    • this might be important if you application is concerned about leaking information during decompilation and reverse engineering
  • A digested certificate fingerprint is often available as a native API for many libraries, so its convenient to use
  • An organization might want to supply a reserve identity in case the primary identity is compromised

As these examples show, there are different implications that should be considered when implementing certificate pinning.

How should you pin?

From a technical perspective, it is not recommended that the pinned certificates are loaded from the filesystem as it unnecessarily extends the attack surface. It is recommended that the certificate, its public key or a secure hash of it are embedded into the application, paired with strong obfuscation and tamper detection mechanisms. Note that TLS certificate pinning without effective jailbreak/root detection and other advanced binary/runtime protections is a moot point: when the application runs on a jailbroken/rooted device, root will be able to instrument the application and bypass the pinning controls. The stronger the controls of your application, the more time and skill will be required from the adversary.

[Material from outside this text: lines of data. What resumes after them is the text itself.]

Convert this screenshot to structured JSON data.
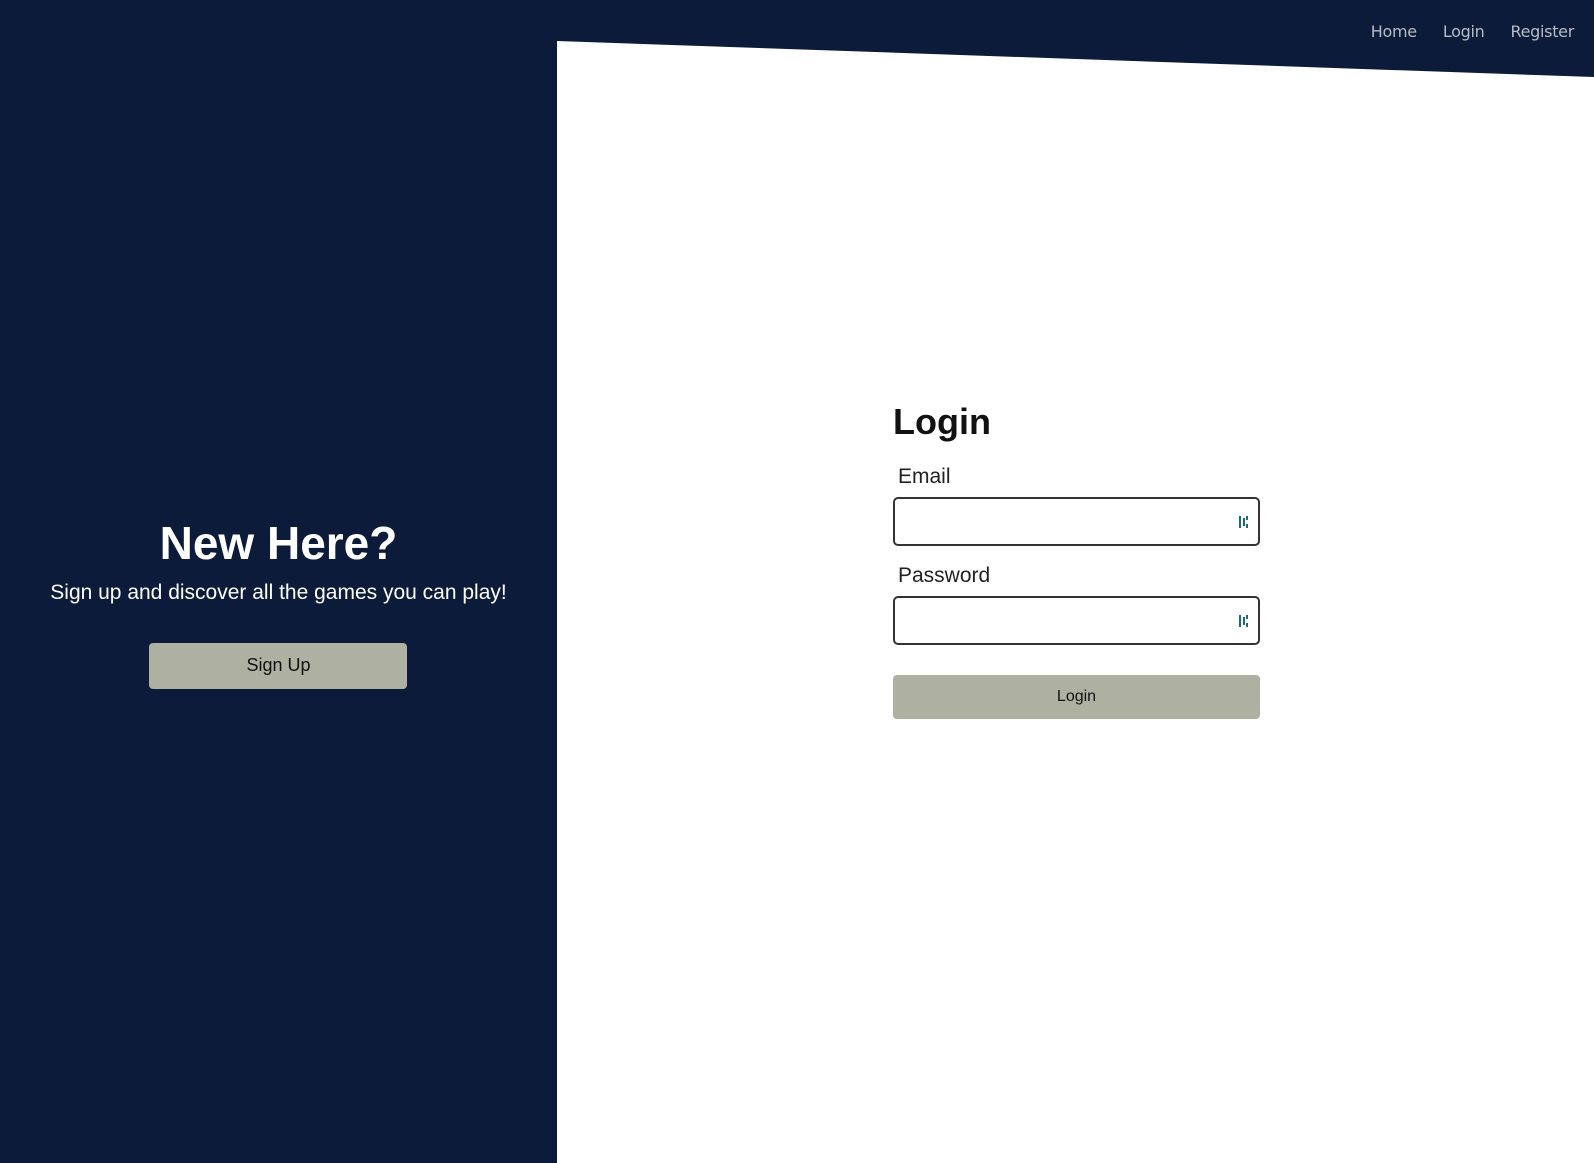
{
  "nav": {
    "home": "Home",
    "login": "Login",
    "register": "Register"
  },
  "left": {
    "title": "New Here?",
    "subtitle": "Sign up and discover all the games you can play!",
    "signup_label": "Sign Up"
  },
  "form": {
    "title": "Login",
    "email_label": "Email",
    "email_value": "",
    "password_label": "Password",
    "password_value": "",
    "submit_label": "Login"
  },
  "colors": {
    "background": "#0b1b39",
    "panel": "#ffffff",
    "button": "#aeb0a2",
    "icon": "#1b6b78"
  },
  "icons": {
    "field_icon": "password-manager-icon"
  }
}
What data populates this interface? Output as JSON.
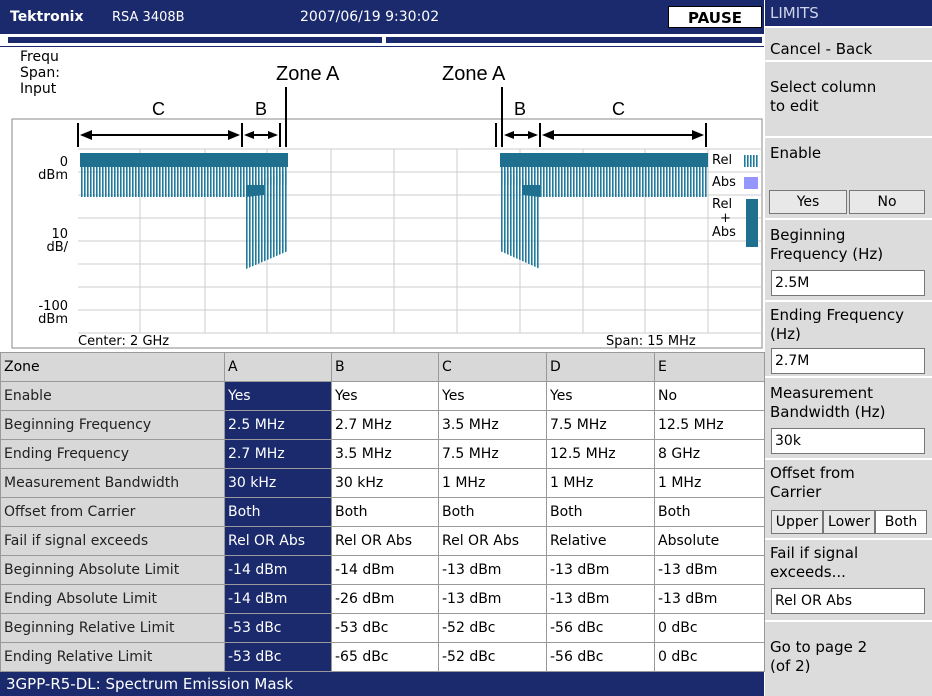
{
  "header": {
    "brand": "Tektronix",
    "model": "RSA 3408B",
    "datetime": "2007/06/19 9:30:02",
    "status": "PAUSE"
  },
  "display": {
    "freq_label": "Frequ",
    "span_label": "Span:",
    "input_label": "Input",
    "zone_a_label": "Zone A",
    "letter_c": "C",
    "letter_b": "B",
    "y_top": "0",
    "y_top_unit": "dBm",
    "y_div": "10",
    "y_div_unit": "dB/",
    "y_bot": "-100",
    "y_bot_unit": "dBm",
    "center": "Center: 2 GHz",
    "span": "Span: 15 MHz",
    "legend": {
      "rel": "Rel",
      "abs": "Abs",
      "relabs_1": "Rel",
      "relabs_2": "+",
      "relabs_3": "Abs"
    }
  },
  "table": {
    "headers": [
      "Zone",
      "A",
      "B",
      "C",
      "D",
      "E"
    ],
    "rows": [
      {
        "label": "Enable",
        "values": [
          "Yes",
          "Yes",
          "Yes",
          "Yes",
          "No"
        ]
      },
      {
        "label": "Beginning Frequency",
        "values": [
          "2.5 MHz",
          "2.7 MHz",
          "3.5 MHz",
          "7.5 MHz",
          "12.5 MHz"
        ]
      },
      {
        "label": "Ending Frequency",
        "values": [
          "2.7 MHz",
          "3.5 MHz",
          "7.5 MHz",
          "12.5 MHz",
          "8 GHz"
        ]
      },
      {
        "label": "Measurement Bandwidth",
        "values": [
          "30 kHz",
          "30 kHz",
          "1 MHz",
          "1 MHz",
          "1 MHz"
        ]
      },
      {
        "label": "Offset from Carrier",
        "values": [
          "Both",
          "Both",
          "Both",
          "Both",
          "Both"
        ]
      },
      {
        "label": "Fail if signal exceeds",
        "values": [
          "Rel OR Abs",
          "Rel OR Abs",
          "Rel OR Abs",
          "Relative",
          "Absolute"
        ]
      },
      {
        "label": "Beginning Absolute Limit",
        "values": [
          "-14 dBm",
          "-14 dBm",
          "-13 dBm",
          "-13 dBm",
          "-13 dBm"
        ]
      },
      {
        "label": "Ending Absolute Limit",
        "values": [
          "-14 dBm",
          "-26 dBm",
          "-13 dBm",
          "-13 dBm",
          "-13 dBm"
        ]
      },
      {
        "label": "Beginning Relative Limit",
        "values": [
          "-53 dBc",
          "-53 dBc",
          "-52 dBc",
          "-56 dBc",
          "0 dBc"
        ]
      },
      {
        "label": "Ending Relative Limit",
        "values": [
          "-53 dBc",
          "-65 dBc",
          "-52 dBc",
          "-56 dBc",
          "0 dBc"
        ]
      }
    ]
  },
  "status_bar": "3GPP-R5-DL: Spectrum Emission Mask",
  "side": {
    "title": "LIMITS",
    "cancel": "Cancel - Back",
    "select_1": "Select column",
    "select_2": "to edit",
    "enable": "Enable",
    "yes": "Yes",
    "no": "No",
    "beg_freq_1": "Beginning",
    "beg_freq_2": "Frequency (Hz)",
    "beg_freq_val": "2.5M",
    "end_freq_1": "Ending Frequency",
    "end_freq_2": "(Hz)",
    "end_freq_val": "2.7M",
    "mbw_1": "Measurement",
    "mbw_2": "Bandwidth (Hz)",
    "mbw_val": "30k",
    "offset_1": "Offset from",
    "offset_2": "Carrier",
    "upper": "Upper",
    "lower": "Lower",
    "both": "Both",
    "fail_1": "Fail if signal",
    "fail_2": "exceeds...",
    "fail_val": "Rel OR Abs",
    "page_1": "Go to page 2",
    "page_2": "(of 2)"
  }
}
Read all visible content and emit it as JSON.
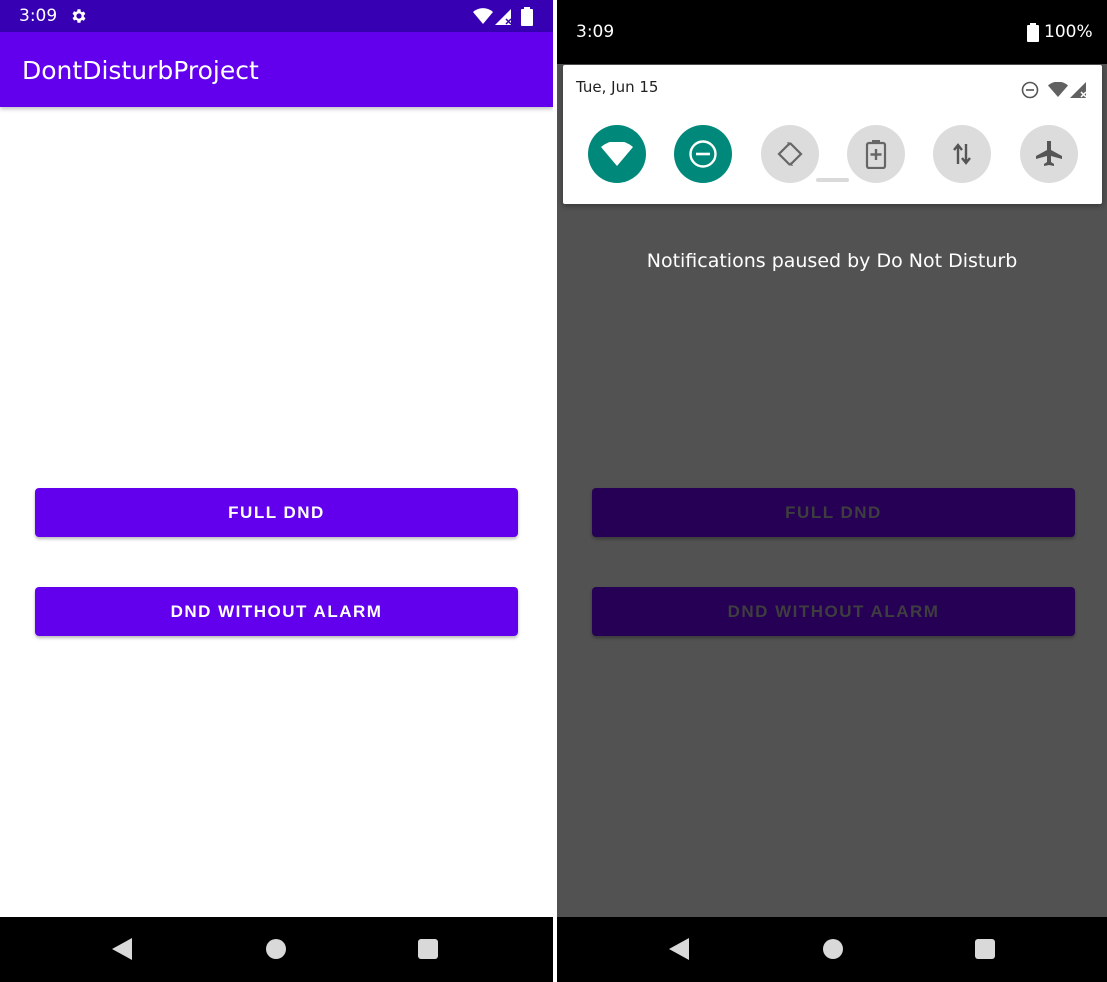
{
  "left": {
    "status_bar": {
      "time": "3:09"
    },
    "app_bar": {
      "title": "DontDisturbProject"
    },
    "buttons": {
      "full_dnd": "FULL DND",
      "dnd_without_alarm": "DND WITHOUT ALARM"
    }
  },
  "right": {
    "status_bar": {
      "time": "3:09",
      "battery_percent": "100%"
    },
    "quick_settings": {
      "date": "Tue, Jun 15",
      "tiles": [
        {
          "icon": "wifi-icon",
          "active": true
        },
        {
          "icon": "dnd-icon",
          "active": true
        },
        {
          "icon": "auto-rotate-icon",
          "active": false
        },
        {
          "icon": "battery-saver-icon",
          "active": false
        },
        {
          "icon": "mobile-data-icon",
          "active": false
        },
        {
          "icon": "airplane-mode-icon",
          "active": false
        }
      ]
    },
    "dnd_message": "Notifications paused by Do Not Disturb",
    "buttons": {
      "full_dnd": "FULL DND",
      "dnd_without_alarm": "DND WITHOUT ALARM"
    }
  },
  "colors": {
    "status_bar": "#3700b3",
    "app_bar": "#6200ee",
    "button": "#6200ee",
    "tile_active": "#00897b",
    "tile_inactive": "#dcdcdc",
    "scrim": "#525252"
  }
}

One of the most common ways of implementing certificate pinning for an iOS application, is to implement the didReceiveAuthenticationChallenge method in the NSURLConnectionDelegate. The custom certificate checks can be performed within the didReceiveAuthenticationChallenge method. Note that certificate validation should still be performed throughout the chain, which can be achieved by invoking SecTrustEvaluate in the delegate, before the custom certificate checks.
Further ways of implementing certificate pinning – namely using the AFNetworking and AlamoFire frameworks – are covered in [2].


In Android, the most common ways of implementing certificate pinning are usually:

  1. by creating a new class that extends X509TrustManager and implementing the bespoke certificate checks in the checkServerTrusted method; or
  2. by creating an empty KeyStore, adding the relevant certificates to it, and then:
    1. initialising a TrustManagerFactory with this KeyStore;
    2. initialising the SSLContext with this TrustManagerFactory.

A multitude of frameworks exist in Android, which allow developers to implement certificate pinning. Some of the most common ones are covered in [3]. This includes Android N’s (and above) Network Security Configuration. Network Security Configuration.

Through a simple entry in the AndroidManifest.xml file the developer specifies an XML configuration file that defines the pins required. In fact, this solution works much better than previous solutions for pinning WebViews’ connections – with no additional effort on the developer’s part. It is also easy to support self-signed certificates or certificate authorities that are not trusted system root certificates.

However, both in iOS and Android platforms, there is a multitude of ways certificate pinning can be hardened. For example, using OpenSSL as a static library compiled with the app and using it for all connections would significantly increase the complexity for an attacker trying to instrument the application and bypass the pinning controls.

Some useful resources

  1. OWASP – Certificate and Public Key Pinning: https://www.owasp.org/index.php/Certificate_and_Public_Key_Pinning
  2. How to make your iOS apps more secure with SSL pinning: https://infinum.co/the-capsized-eight/how-to-make-your-ios-apps-more-secure-with-ssl-pinning
  3. Android Security – SSL Pinning: https://medium.com/@appmattus/android-security-ssl-pinning-1db8acb6621e
  4. Android – Network Security Configuration: https://developer.android.com/training/articles/security-config.html
  5. Android – JustTrustMe: https://github.com/Fuzion24/JustTrustMe
  6. iOS – SSL Kill Switch 2: https://github.com/nabla-c0d3/ssl-kill-switch2